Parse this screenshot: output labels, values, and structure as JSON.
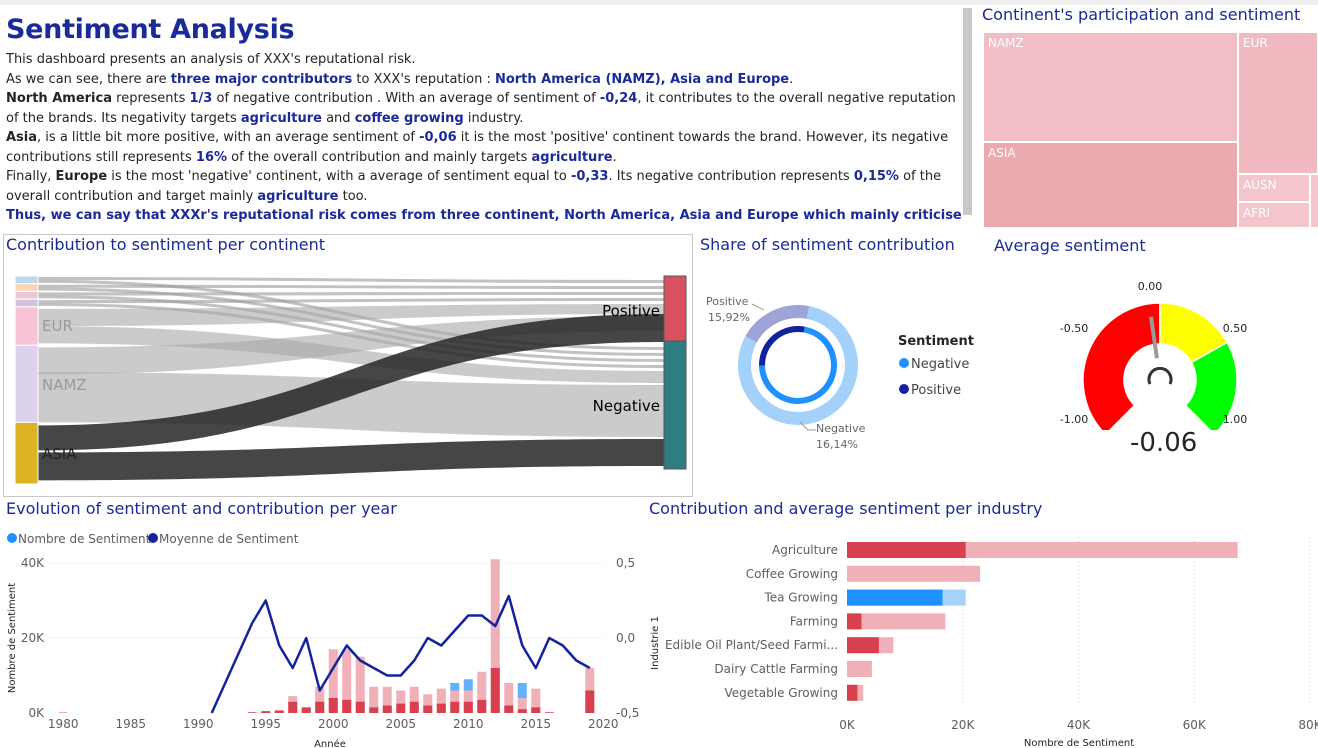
{
  "dashboard": {
    "title": "Sentiment Analysis",
    "narrative": {
      "p1": "This dashboard presents an analysis of XXX's reputational risk.",
      "p2_a": "As we can see, there are ",
      "p2_b": "three major contributors",
      "p2_c": " to XXX's reputation : ",
      "p2_d": "North America (NAMZ), Asia and Europe",
      "p2_e": ".",
      "p3_a": "North America",
      "p3_b": " represents ",
      "p3_c": "1/3",
      "p3_d": " of negative contribution . With an average of sentiment of ",
      "p3_e": "-0,24",
      "p3_f": ", it contributes to the overall negative reputation of the brands. Its negativity targets ",
      "p3_g": "agriculture",
      "p3_h": " and ",
      "p3_i": "coffee growing",
      "p3_j": " industry.",
      "p4_a": "Asia",
      "p4_b": ", is a little bit more positive, with an average sentiment of ",
      "p4_c": "-0,06",
      "p4_d": " it is the most 'positive' continent towards the brand. However, its negative contributions still represents ",
      "p4_e": "16%",
      "p4_f": " of the overall contribution and mainly targets ",
      "p4_g": "agriculture",
      "p4_h": ".",
      "p5_a": "Finally, ",
      "p5_b": "Europe",
      "p5_c": " is the most 'negative' continent, with a average of sentiment equal to ",
      "p5_d": "-0,33",
      "p5_e": ". Its negative contribution represents ",
      "p5_f": "0,15%",
      "p5_g": " of the overall contribution and target mainly ",
      "p5_h": "agriculture",
      "p5_i": " too.",
      "p6": "Thus, we can say that XXXr's reputational risk comes from three continent, North America, Asia and Europe which mainly criticise XXX's"
    }
  },
  "treemap": {
    "title": "Continent's participation and sentiment",
    "tiles": [
      {
        "label": "NAMZ",
        "color": "#f0bec4"
      },
      {
        "label": "EUR",
        "color": "#f0bac0"
      },
      {
        "label": "ASIA",
        "color": "#eba9b0"
      },
      {
        "label": "AUSN",
        "color": "#f2c6cb"
      },
      {
        "label": "AFRI",
        "color": "#f2c6cb"
      }
    ]
  },
  "sankey": {
    "title": "Contribution to sentiment per continent",
    "sources": [
      {
        "label": "",
        "value": 1,
        "color": "#bcd8f0"
      },
      {
        "label": "",
        "value": 1,
        "color": "#f8d7b9"
      },
      {
        "label": "",
        "value": 1,
        "color": "#ecc7d6"
      },
      {
        "label": "",
        "value": 1,
        "color": "#d4c2dd"
      },
      {
        "label": "EUR",
        "value": 5,
        "color": "#f7c4d6"
      },
      {
        "label": "NAMZ",
        "value": 10,
        "color": "#ddd2ec"
      },
      {
        "label": "ASIA",
        "value": 8,
        "color": "#dcb423"
      }
    ],
    "targets": [
      {
        "label": "Positive",
        "color": "#d9505e"
      },
      {
        "label": "Negative",
        "color": "#2e7d80"
      }
    ]
  },
  "donut": {
    "title": "Share of sentiment contribution",
    "legend_title": "Sentiment",
    "legend": [
      {
        "label": "Negative",
        "color": "#1e90ff"
      },
      {
        "label": "Positive",
        "color": "#12239e"
      }
    ],
    "labels": {
      "positive_name": "Positive",
      "positive_value": "15,92%",
      "negative_name": "Negative",
      "negative_value": "16,14%"
    },
    "outer": {
      "positive_share": 0.2,
      "negative_share": 0.8
    },
    "inner": {
      "positive_share": 0.28,
      "negative_share": 0.72
    }
  },
  "gauge": {
    "title": "Average sentiment",
    "value": -0.06,
    "value_label": "-0.06",
    "min": -1.0,
    "max": 1.0,
    "ticks": {
      "t_min": "-1.00",
      "t_m50": "-0.50",
      "t_0": "0.00",
      "t_p50": "0.50",
      "t_max": "1.00"
    },
    "bands": [
      {
        "from": -1.0,
        "to": -0.0,
        "color": "#ff0000"
      },
      {
        "from": 0.0,
        "to": 0.45,
        "color": "#ffff00"
      },
      {
        "from": 0.45,
        "to": 1.0,
        "color": "#00ff00"
      }
    ]
  },
  "evolution": {
    "title": "Evolution of sentiment and contribution per year",
    "legend": [
      {
        "label": "Nombre de Sentiment",
        "color": "#1e90ff"
      },
      {
        "label": "Moyenne de Sentiment",
        "color": "#12239e"
      }
    ],
    "y_left_label": "Nombre de Sentiment",
    "x_label": "Année",
    "y_left_ticks": [
      "40K",
      "20K",
      "0K"
    ],
    "y_right_ticks": [
      "0,5",
      "0,0",
      "-0,5"
    ],
    "x_ticks": [
      "1980",
      "1985",
      "1990",
      "1995",
      "2000",
      "2005",
      "2010",
      "2015",
      "2020"
    ]
  },
  "chart_data": [
    {
      "type": "bar",
      "title": "Evolution of sentiment and contribution per year",
      "xlabel": "Année",
      "ylabel": "Nombre de Sentiment",
      "ylim": [
        0,
        40000
      ],
      "y2lim": [
        -0.5,
        0.5
      ],
      "x": [
        1980,
        1981,
        1982,
        1983,
        1984,
        1985,
        1986,
        1987,
        1988,
        1989,
        1990,
        1991,
        1992,
        1993,
        1994,
        1995,
        1996,
        1997,
        1998,
        1999,
        2000,
        2001,
        2002,
        2003,
        2004,
        2005,
        2006,
        2007,
        2008,
        2009,
        2010,
        2011,
        2012,
        2013,
        2014,
        2015,
        2016,
        2017,
        2018,
        2019
      ],
      "series": [
        {
          "name": "Nombre de Sentiment (negative)",
          "color": "#d9404e",
          "values": [
            0,
            0,
            0,
            0,
            0,
            0,
            0,
            0,
            0,
            0,
            0,
            0,
            0,
            0,
            200,
            500,
            700,
            3000,
            1500,
            3000,
            4000,
            3500,
            3000,
            1500,
            2000,
            2500,
            3000,
            2000,
            2500,
            3000,
            3000,
            3500,
            12000,
            2000,
            1000,
            1500,
            200,
            0,
            0,
            6000
          ]
        },
        {
          "name": "Nombre de Sentiment (positive-share)",
          "color": "#efb0b8",
          "values": [
            300,
            0,
            0,
            0,
            0,
            0,
            0,
            0,
            0,
            0,
            0,
            0,
            0,
            0,
            0,
            0,
            500,
            4500,
            1500,
            7000,
            17000,
            17000,
            15000,
            7000,
            7000,
            6000,
            7000,
            5000,
            6500,
            6000,
            6000,
            11000,
            41000,
            8000,
            4000,
            6500,
            0,
            0,
            0,
            12000
          ]
        },
        {
          "name": "Nombre de Sentiment (blue)",
          "color": "#1e90ff",
          "values": [
            0,
            0,
            0,
            0,
            0,
            0,
            0,
            0,
            0,
            0,
            0,
            0,
            0,
            0,
            0,
            0,
            0,
            0,
            0,
            0,
            0,
            0,
            0,
            0,
            0,
            0,
            0,
            0,
            0,
            2000,
            3000,
            0,
            0,
            0,
            4000,
            0,
            0,
            0,
            0,
            0
          ]
        },
        {
          "name": "Moyenne de Sentiment",
          "color": "#12239e",
          "values": [
            null,
            null,
            null,
            null,
            null,
            null,
            null,
            null,
            null,
            null,
            null,
            -0.5,
            -0.3,
            -0.1,
            0.1,
            0.25,
            -0.05,
            -0.2,
            0.0,
            -0.35,
            -0.2,
            -0.05,
            -0.15,
            -0.2,
            -0.25,
            -0.25,
            -0.15,
            0.0,
            -0.05,
            0.05,
            0.15,
            0.15,
            0.08,
            0.28,
            -0.05,
            -0.2,
            0.0,
            -0.05,
            -0.15,
            -0.2
          ]
        }
      ]
    },
    {
      "type": "bar",
      "title": "Contribution and average sentiment per industry",
      "xlabel": "Nombre de Sentiment",
      "ylabel": "Industrie 1",
      "xlim": [
        0,
        80000
      ],
      "x_ticks": [
        "0K",
        "20K",
        "40K",
        "60K",
        "80K"
      ],
      "categories": [
        "Agriculture",
        "Coffee Growing",
        "Tea Growing",
        "Farming",
        "Edible Oil Plant/Seed Farmi...",
        "Dairy Cattle Farming",
        "Vegetable Growing"
      ],
      "series": [
        {
          "name": "highlight",
          "values": [
            20500,
            0,
            16500,
            2500,
            5500,
            0,
            1800
          ],
          "colors": [
            "#d9404e",
            "#d9404e",
            "#1e90ff",
            "#d9404e",
            "#d9404e",
            "#d9404e",
            "#d9404e"
          ]
        },
        {
          "name": "total",
          "values": [
            67500,
            23000,
            20500,
            17000,
            8000,
            4300,
            2800
          ],
          "colors": [
            "#efb0b8",
            "#efb0b8",
            "#a7d2fb",
            "#efb0b8",
            "#efb0b8",
            "#efb0b8",
            "#efb0b8"
          ]
        }
      ]
    }
  ],
  "industry": {
    "title": "Contribution and average sentiment per industry",
    "y_label": "Industrie 1",
    "x_label": "Nombre de Sentiment"
  }
}
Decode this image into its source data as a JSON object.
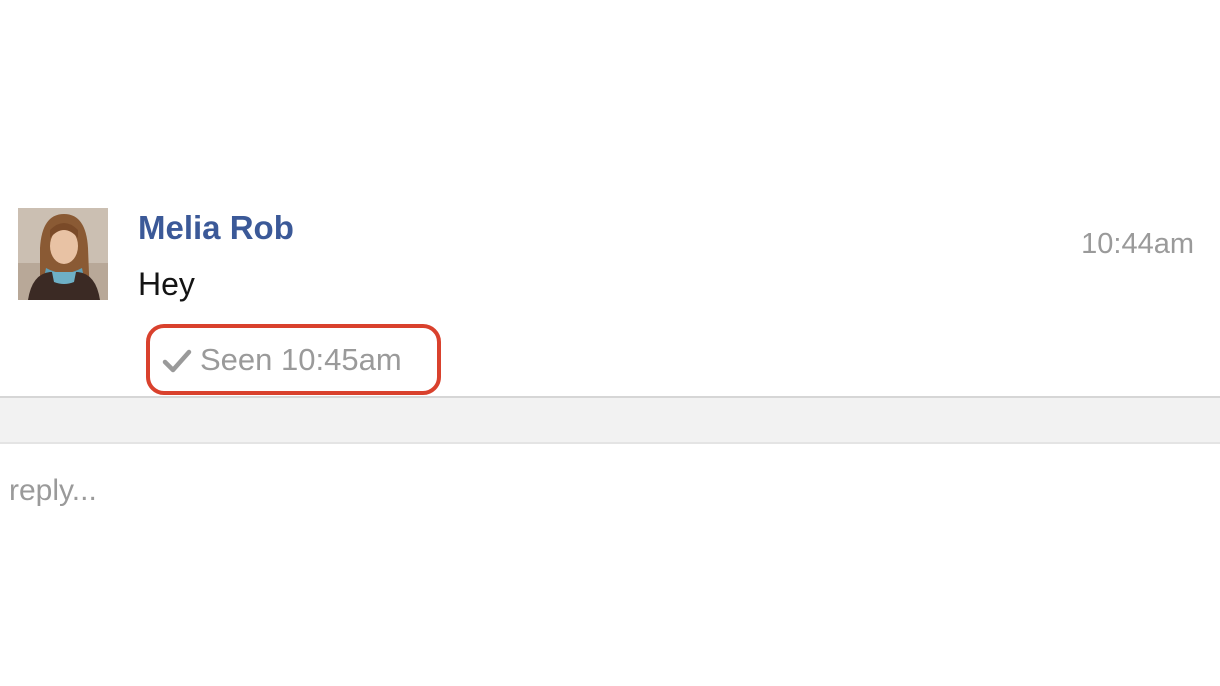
{
  "conversation": {
    "message": {
      "sender_name": "Melia Rob",
      "text": "Hey",
      "timestamp": "10:44am",
      "avatar_icon": "user-photo"
    },
    "seen_receipt": {
      "icon": "check-icon",
      "text": "Seen 10:45am",
      "highlight_color": "#d9412d"
    }
  },
  "composer": {
    "placeholder": "reply..."
  },
  "colors": {
    "sender_name": "#3b5998",
    "muted_text": "#9a9a9a"
  }
}
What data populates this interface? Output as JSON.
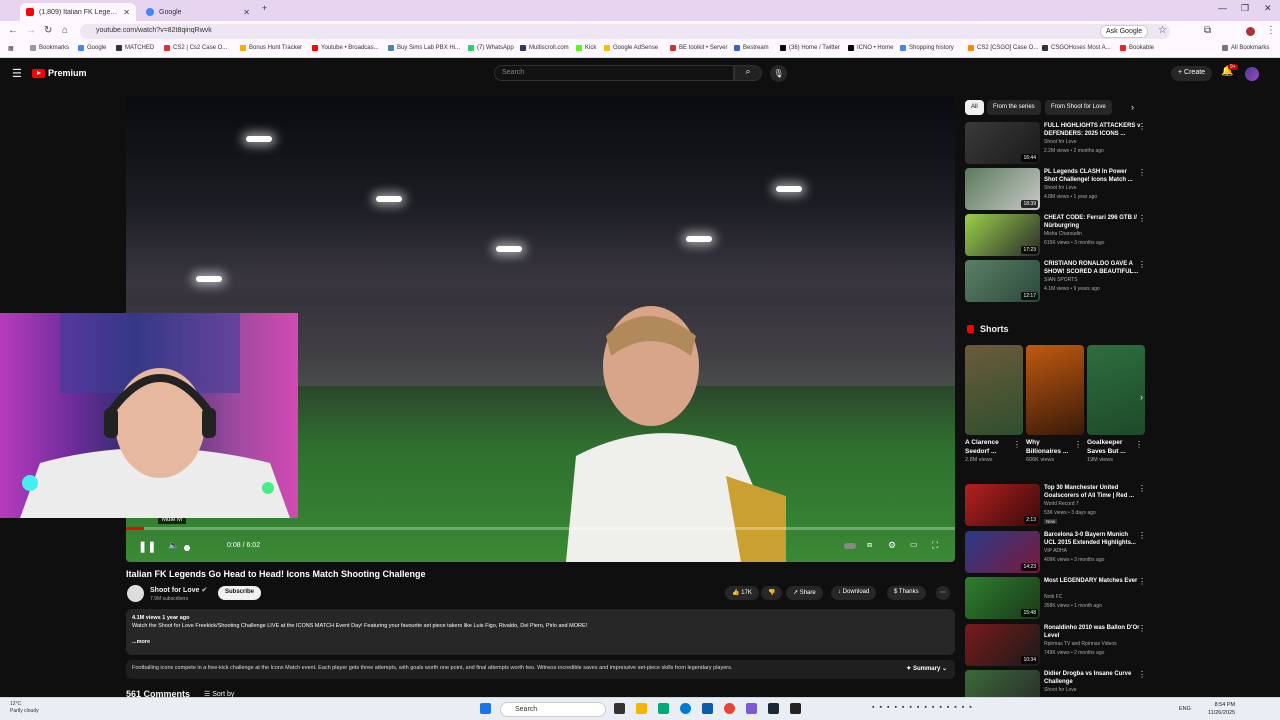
{
  "browser": {
    "tabs": [
      {
        "title": "(1,809) Italian FK Legends Go",
        "active": true
      },
      {
        "title": "Google",
        "active": false
      }
    ],
    "url": "youtube.com/watch?v=82t8qinqRwvk",
    "ask_google": "Ask Google",
    "all_bookmarks": "All Bookmarks",
    "bookmarks": [
      "Bookmarks",
      "Google",
      "MATCHED",
      "CS2 | Cs2 Case O...",
      "Bonus Hunt Tracker",
      "Youtube • Broadcas...",
      "Buy Sims Lab PBX Hi...",
      "(7) WhatsApp",
      "Multiscroll.com",
      "Kick",
      "Google AdSense",
      "BE toolkit • Server",
      "Bestream",
      "(36) Home / Twitter",
      "ICNO • Home",
      "Shopping history",
      "CS2 [CSGO] Case O...",
      "CSGOHoses Most A...",
      "Bookable"
    ]
  },
  "youtube": {
    "brand": "Premium",
    "search_placeholder": "Search",
    "create_label": "Create",
    "notif_count": "9+"
  },
  "player": {
    "time": "0:08 / 6:02",
    "progress": 0.022,
    "tooltip": "Mute  M"
  },
  "video": {
    "title": "Italian FK Legends Go Head to Head! Icons Match Shooting Challenge",
    "channel": "Shoot for Love",
    "subs": "7.9M subscribers",
    "subscribe": "Subscribe",
    "likes": "17K",
    "share": "Share",
    "download": "Download",
    "thanks": "Thanks",
    "views_age": "4.1M views  1 year ago",
    "description": "Watch the Shoot for Love Freekick/Shooting Challenge LIVE at the ICONS MATCH Event Day! Featuring your favourite set piece takers like Luis Figo, Rivaldo, Del Piero, Pirlo and MORE!",
    "more": "...more",
    "summary_text": "Footballing icons compete in a free-kick challenge at the Icons Match event. Each player gets three attempts, with goals worth one point, and final attempts worth two. Witness incredible saves and impressive set-piece skills from legendary players.",
    "summary_btn": "Summary",
    "comments": "561 Comments",
    "sort": "Sort by"
  },
  "sidebar": {
    "chips": [
      "All",
      "From the series",
      "From Shoot for Love"
    ],
    "recs": [
      {
        "title": "FULL HIGHLIGHTS ATTACKERS v DEFENDERS: 2025 ICONS ...",
        "channel": "Shoot for Love",
        "meta": "2.2M views • 2 months ago",
        "duration": "16:44",
        "colors": [
          "#3a3a3a",
          "#1a1a1a"
        ]
      },
      {
        "title": "PL Legends CLASH In Power Shot Challenge! Icons Match ...",
        "channel": "Shoot for Love",
        "meta": "4.8M views • 1 year ago",
        "duration": "18:39",
        "colors": [
          "#5a7a5a",
          "#c9c9c9"
        ]
      },
      {
        "title": "CHEAT CODE: Ferrari 296 GTB // Nürburgring",
        "channel": "Misha Charoudin",
        "meta": "615K views • 3 months ago",
        "duration": "17:23",
        "colors": [
          "#9ad24a",
          "#2a2a2a"
        ]
      },
      {
        "title": "CRISTIANO RONALDO GAVE A SHOW! SCORED A BEAUTIFUL...",
        "channel": "SIAN SPORTS",
        "meta": "4.1M views • 9 years ago",
        "duration": "12:17",
        "colors": [
          "#5b7f66",
          "#2a4a3a"
        ]
      }
    ],
    "shorts_title": "Shorts",
    "shorts": [
      {
        "title": "A Clarence Seedorf ...",
        "views": "2.8M views",
        "colors": [
          "#6b5b3a",
          "#2f4f2f"
        ]
      },
      {
        "title": "Why Billionaires ...",
        "views": "606K views",
        "colors": [
          "#c05a10",
          "#3a1a0a"
        ]
      },
      {
        "title": "Goalkeeper Saves But ...",
        "views": "19M views",
        "colors": [
          "#2e6e3e",
          "#1e4a2a"
        ]
      }
    ],
    "recs2": [
      {
        "title": "Top 30 Manchester United Goalscorers of All Time | Red ...",
        "channel": "World Record 7",
        "meta": "53K views • 3 days ago",
        "badge": "New",
        "duration": "2:13",
        "colors": [
          "#b52020",
          "#3a0a0a"
        ]
      },
      {
        "title": "Barcelona 3-0 Bayern Munich UCL 2015 Extended Highlights...",
        "channel": "VIP ADHA",
        "meta": "409K views • 3 months ago",
        "duration": "14:23",
        "colors": [
          "#2a3a8a",
          "#7a1a3a"
        ]
      },
      {
        "title": "Most LEGENDARY Matches Ever",
        "channel": "Notti FC",
        "meta": "358K views • 1 month ago",
        "duration": "15:48",
        "colors": [
          "#2e7e2e",
          "#1a3a1a"
        ]
      },
      {
        "title": "Ronaldinho 2010 was Ballon D'Or Level",
        "channel": "Rpirmas TV and Rpirmas Videos",
        "meta": "749K views • 2 months ago",
        "duration": "10:34",
        "colors": [
          "#7a1a1a",
          "#1a1a1a"
        ]
      },
      {
        "title": "Didier Drogba vs Insane Curve Challenge",
        "channel": "Shoot for Love",
        "meta": "",
        "duration": "",
        "colors": [
          "#3a6a3a",
          "#2a2a2a"
        ]
      }
    ]
  },
  "taskbar": {
    "weather_temp": "12°C",
    "weather_desc": "Partly cloudy",
    "search": "Search",
    "lang": "ENG",
    "time": "8:54 PM",
    "date": "11/26/2025"
  }
}
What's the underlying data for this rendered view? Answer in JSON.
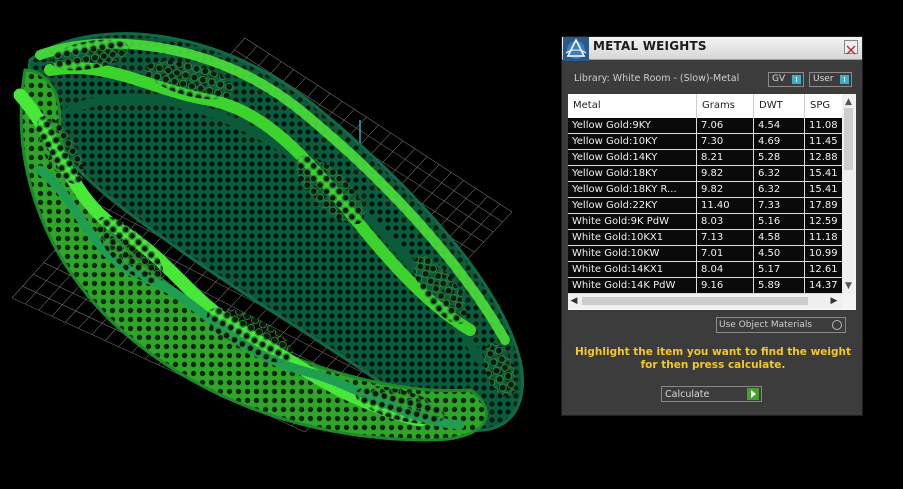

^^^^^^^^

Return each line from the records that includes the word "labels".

Parse this screenshot: output labels, values, and structure as JSON.
    "labels": {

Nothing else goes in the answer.